That was a Bad Call, plain and simple.
Unfortunately, it wasn’t entirely simple. Soon after giving the order, the police went ahead and made things Quite a Bit Worse. Hmm, said the Wizard of Oz. Shall we go for Chaos or Pandemonium?
Not only did they require that EVERYONE leave the park AT THE SAME INSTANT, but then they required that everyone leave the park in EXACTLY THE SAME MANNER.
By this, I mean that they did their very best to prevent people from leaving the park by any method other than bus.
Does this sound strange?
Many of us were standing in the driver pick-up zone, waiting for our ride, when the police woman began yelling at us that we should be moving along. She said that the Edmonton Police Service had re-routed traffic, so that none of the cars would be able to reach us.
She hollered at us: You can stand here if you want, but you’ll only get wet.
Her point was that we were screwed.
You’ve closed down roads, preventing drivers from reaching this particular section of sidewalk because it is, um, RAINING? (And don’t say it was necessary for bus traffic – buses were getting through without any problem.)
You’ve imposed Mandatory Evacuation and then prevented people from being able to arrange a normal method of leaving?
How entirely stupid.
Hey man, there goes my ride!
(The person who was trying to pick us up went driving by, unable to access me and the others. I saw him but he could no longer see us; his best efforts were blocked by blockade after blockade.)
I asked the police officer exactly what she expected us to do.
She said, Walk to the University.
She said, Meet your ride
At the University.
You must be kidding.
You evacuate me from a park, where I had shelter from rain, a plastic table, chair and fork, and tell me that now I should walk to the university (about 20 to 30 blocks away)?
You make me leave a park because of the WEATHER and tell me I should now begin walking to an unplanned destination with zero preparation in the EXACT SAME WEATHER?
Listen chicky: the weather that you’re so entirely worried about is happening SIMULTANEOUSLY beyond the park’s borders. It’s not as if there is ONE big cloud hanging above the ONE park. It is raining OUTSIDE the park AT THE SAME TIME.
But, thanks to you, I cannot catch my ride. You’ve blocked off the roads. You’ve re-routed traffic so that nobody can use a rather obvious solution. In the days of the cell phone, when timing can be almost perfectly precise, you prevent one person from darting into the designated Pick-up and Drop-off lane to pick up another?
How entirely mismanaged.
What a recipe for mayhem!
Make thousands of people suddenly scramble for a sudden way of leaving a place, and then deny them, also with no notice, a sensible way of leaving a place. Instead, you tell them to take a hike. You ridicule them while they stand there shivering in the rain. You’ve got a bright orange poncho and a baton and you figure that now You’re the Boss, and that you can be As Rude as You Like to people who have done you no harm, and whose ‘crime’ is standing on a sidewalk waiting for their ride? You turf them from a park and then turf their ride from the road?
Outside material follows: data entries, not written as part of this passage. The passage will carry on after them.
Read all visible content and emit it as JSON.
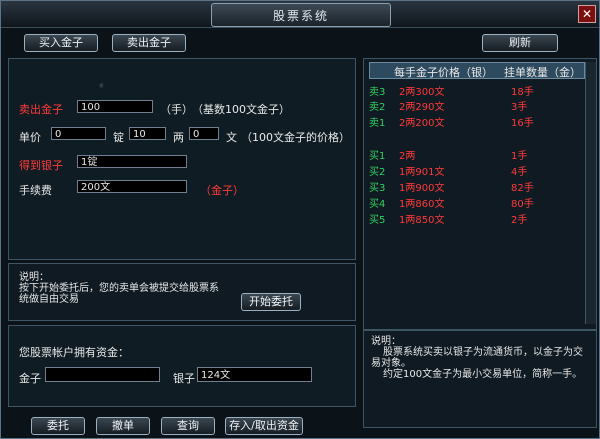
{
  "window": {
    "title": "股票系统"
  },
  "toolbar": {
    "buy_gold": "买入金子",
    "sell_gold": "卖出金子",
    "refresh": "刷新"
  },
  "form": {
    "sell_label": "卖出金子",
    "sell_value": "100",
    "sell_unit": "（手）",
    "sell_base": "（基数100文金子）",
    "price_label": "单价",
    "price_ding": "0",
    "ding_unit": "锭",
    "price_liang": "10",
    "liang_unit": "两",
    "price_wen": "0",
    "wen_unit": "文",
    "price_note": "（100文金子的价格）",
    "receive_label": "得到银子",
    "receive_value": "1锭",
    "fee_label": "手续费",
    "fee_value": "200文",
    "fee_unit": "（金子）"
  },
  "instructions": {
    "heading": "说明：",
    "line1": "按下开始委托后，您的卖单会被提交给股票系",
    "line2": "统做自由交易",
    "start_button": "开始委托"
  },
  "funds": {
    "heading": "您股票帐户拥有资金：",
    "gold_label": "金子",
    "gold_value": "",
    "silver_label": "银子",
    "silver_value": "124文"
  },
  "bottom_buttons": {
    "entrust": "委托",
    "cancel": "撤单",
    "query": "查询",
    "deposit": "存入/取出资金"
  },
  "market": {
    "col_price": "每手金子价格（银）",
    "col_qty": "挂单数量（金）",
    "sells": [
      {
        "label": "卖3",
        "price": "2两300文",
        "qty": "18手"
      },
      {
        "label": "卖2",
        "price": "2两290文",
        "qty": "3手"
      },
      {
        "label": "卖1",
        "price": "2两200文",
        "qty": "16手"
      }
    ],
    "buys": [
      {
        "label": "买1",
        "price": "2两",
        "qty": "1手"
      },
      {
        "label": "买2",
        "price": "1两901文",
        "qty": "4手"
      },
      {
        "label": "买3",
        "price": "1两900文",
        "qty": "82手"
      },
      {
        "label": "买4",
        "price": "1两860文",
        "qty": "80手"
      },
      {
        "label": "买5",
        "price": "1两850文",
        "qty": "2手"
      }
    ]
  },
  "help": {
    "heading": "说明：",
    "line1": "股票系统买卖以银子为流通货币，以金子为交",
    "line2": "易对象。",
    "line3": "约定100文金子为最小交易单位，简称一手。"
  }
}
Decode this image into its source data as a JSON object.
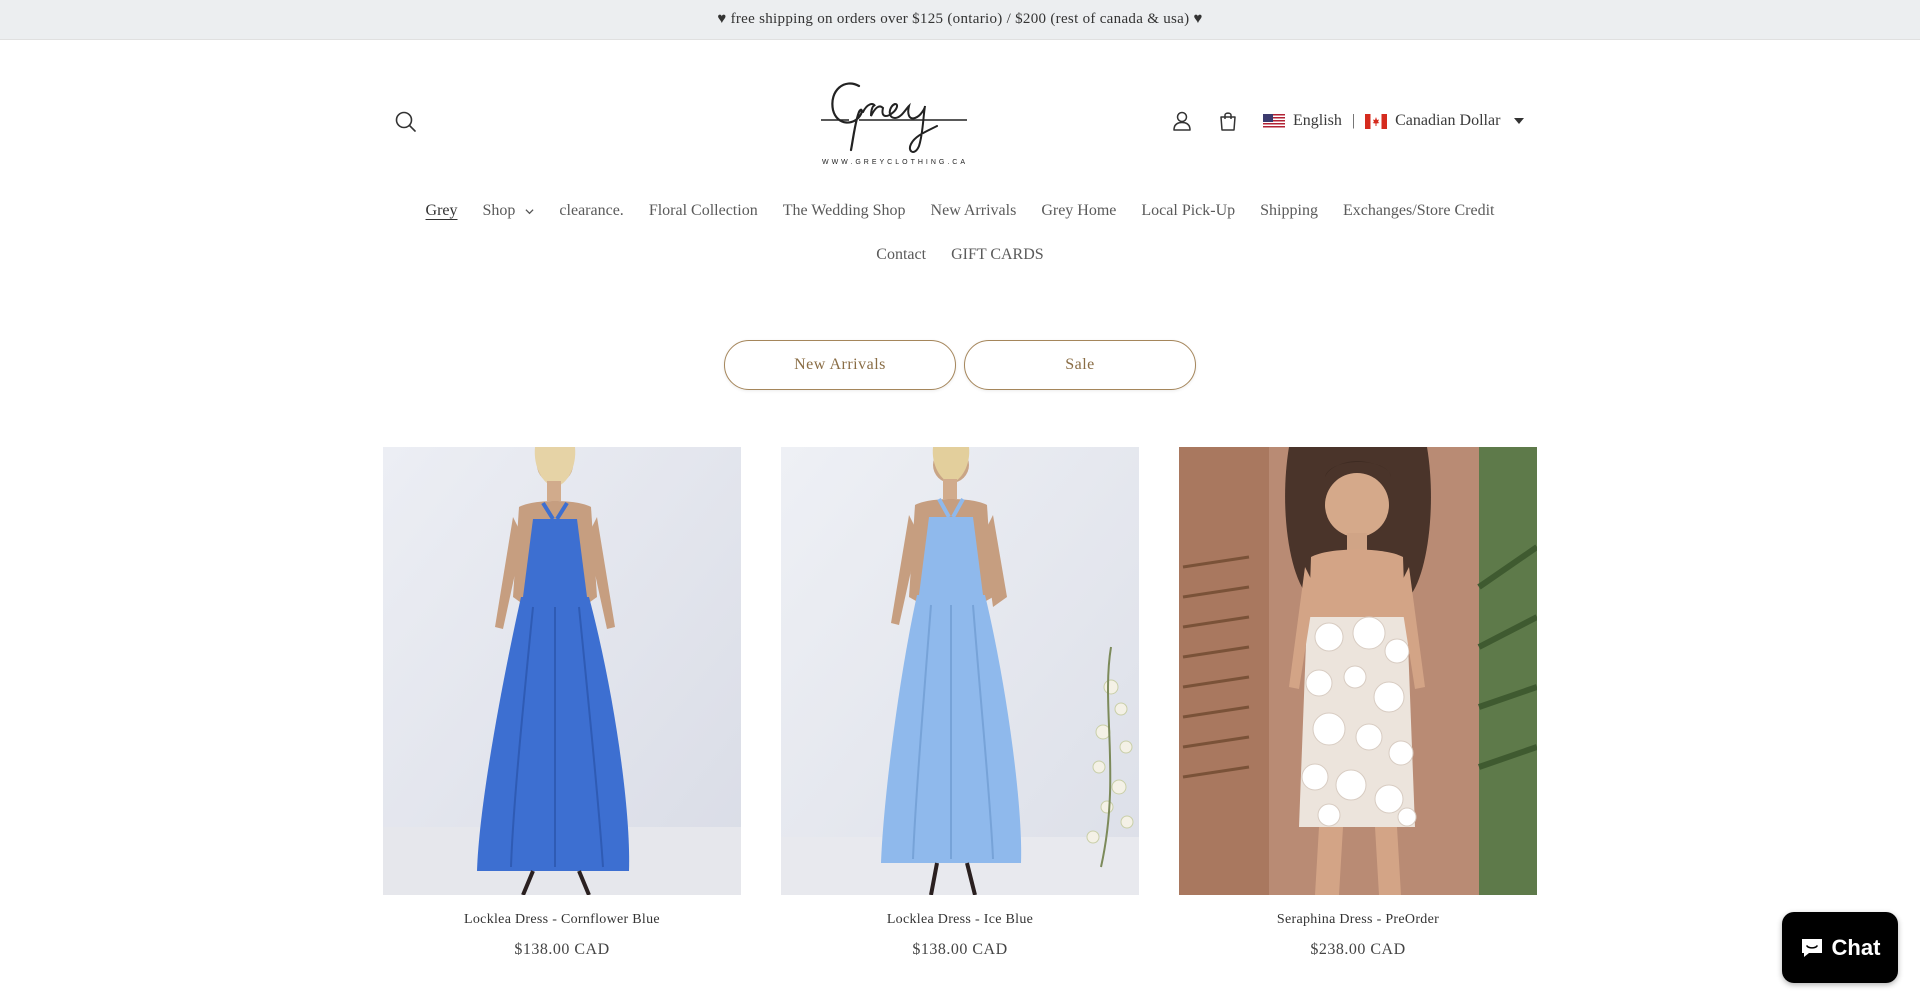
{
  "announcement": {
    "text": "♥ free shipping on orders over $125 (ontario) / $200 (rest of canada & usa) ♥"
  },
  "header": {
    "logo_text": "Grey",
    "logo_url_text": "WWW.GREYCLOTHING.CA",
    "locale": {
      "language": "English",
      "separator": "|",
      "currency": "Canadian Dollar"
    }
  },
  "nav": {
    "row1": [
      {
        "label": "Grey",
        "active": true
      },
      {
        "label": "Shop",
        "dropdown": true
      },
      {
        "label": "clearance."
      },
      {
        "label": "Floral Collection"
      },
      {
        "label": "The Wedding Shop"
      },
      {
        "label": "New Arrivals"
      },
      {
        "label": "Grey Home"
      },
      {
        "label": "Local Pick-Up"
      },
      {
        "label": "Shipping"
      },
      {
        "label": "Exchanges/Store Credit"
      }
    ],
    "row2": [
      {
        "label": "Contact"
      },
      {
        "label": "GIFT CARDS"
      }
    ]
  },
  "filters": {
    "new_arrivals": "New Arrivals",
    "sale": "Sale"
  },
  "products": [
    {
      "title": "Locklea Dress - Cornflower Blue",
      "price": "$138.00 CAD",
      "color": "#3d6fd1"
    },
    {
      "title": "Locklea Dress - Ice Blue",
      "price": "$138.00 CAD",
      "color": "#8fb9ec"
    },
    {
      "title": "Seraphina Dress - PreOrder",
      "price": "$238.00 CAD",
      "color": "#ece4dc"
    }
  ],
  "chat": {
    "label": "Chat"
  },
  "colors": {
    "accent": "#a5865b",
    "announcement_bg": "#eceef0"
  }
}
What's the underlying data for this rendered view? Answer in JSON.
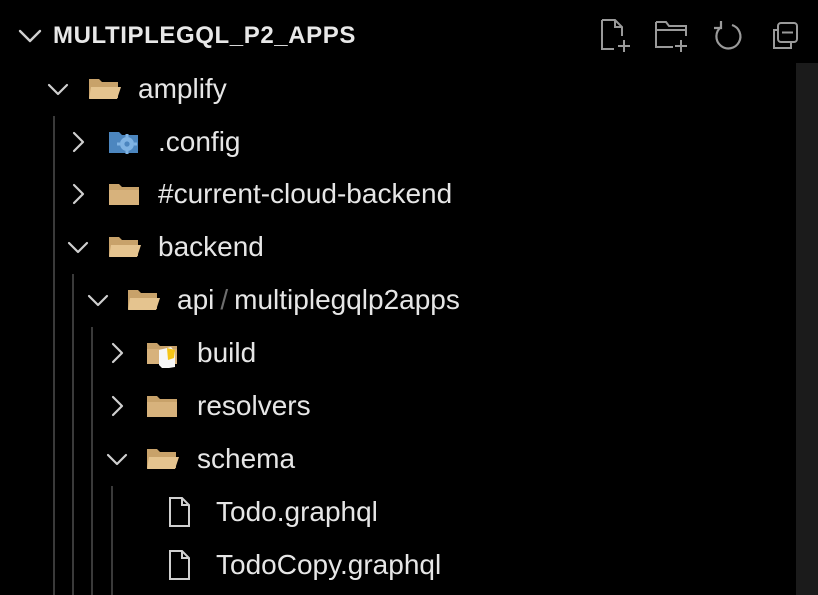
{
  "explorer": {
    "title": "MULTIPLEGQL_P2_APPS",
    "actions": [
      {
        "name": "new-file-icon"
      },
      {
        "name": "new-folder-icon"
      },
      {
        "name": "refresh-icon"
      },
      {
        "name": "collapse-all-icon"
      }
    ]
  },
  "tree": {
    "amplify": {
      "label": "amplify",
      "expanded": true,
      "icon": "folder-open-icon"
    },
    "config": {
      "label": ".config",
      "expanded": false,
      "icon": "config-folder-icon"
    },
    "current_cloud_backend": {
      "label": "#current-cloud-backend",
      "expanded": false,
      "icon": "folder-icon"
    },
    "backend": {
      "label": "backend",
      "expanded": true,
      "icon": "folder-open-icon"
    },
    "api": {
      "label_prefix": "api",
      "separator": "/",
      "label_suffix": "multiplegqlp2apps",
      "expanded": true,
      "icon": "folder-open-icon"
    },
    "build": {
      "label": "build",
      "expanded": false,
      "icon": "build-folder-icon"
    },
    "resolvers": {
      "label": "resolvers",
      "expanded": false,
      "icon": "folder-icon"
    },
    "schema": {
      "label": "schema",
      "expanded": true,
      "icon": "folder-open-icon"
    },
    "todo": {
      "label": "Todo.graphql",
      "icon": "file-icon"
    },
    "todocopy": {
      "label": "TodoCopy.graphql",
      "icon": "file-icon"
    }
  }
}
Evacuations are an extreme solution, to be used very sparingly. The odds that I would be struck by lightning are very small, and much smaller than the odds that I would be hit by a bus, now that you have all the people panicking and rushing this way and that, and now that you mandate that the bus is the only solution.
She told everyone to walk up the hill (towards the university, in the rain).
So we walked down the hill.
(It’s always best to avoid being herded, if you can.)
We went to a place where all the vehicles (except for the buses) were being forced to go. Each vehicle that was trying to reach the park would now go under the overpass. An extra plus? Under the overpass, it was dry.
But the best plus of all was that we met someone else and she was catching a ride, and would we want to join them?
Ah – God’s timing is perfect.
All the way home
I tried to think –
How could I thank them?
A sudden favour from someone you don’t know
Just when you need it
People helping people
Edmontonians helping Edmontonians
Generosity where there is genuine need
I love it
Maybe that was enough
Maybe that made everything worth it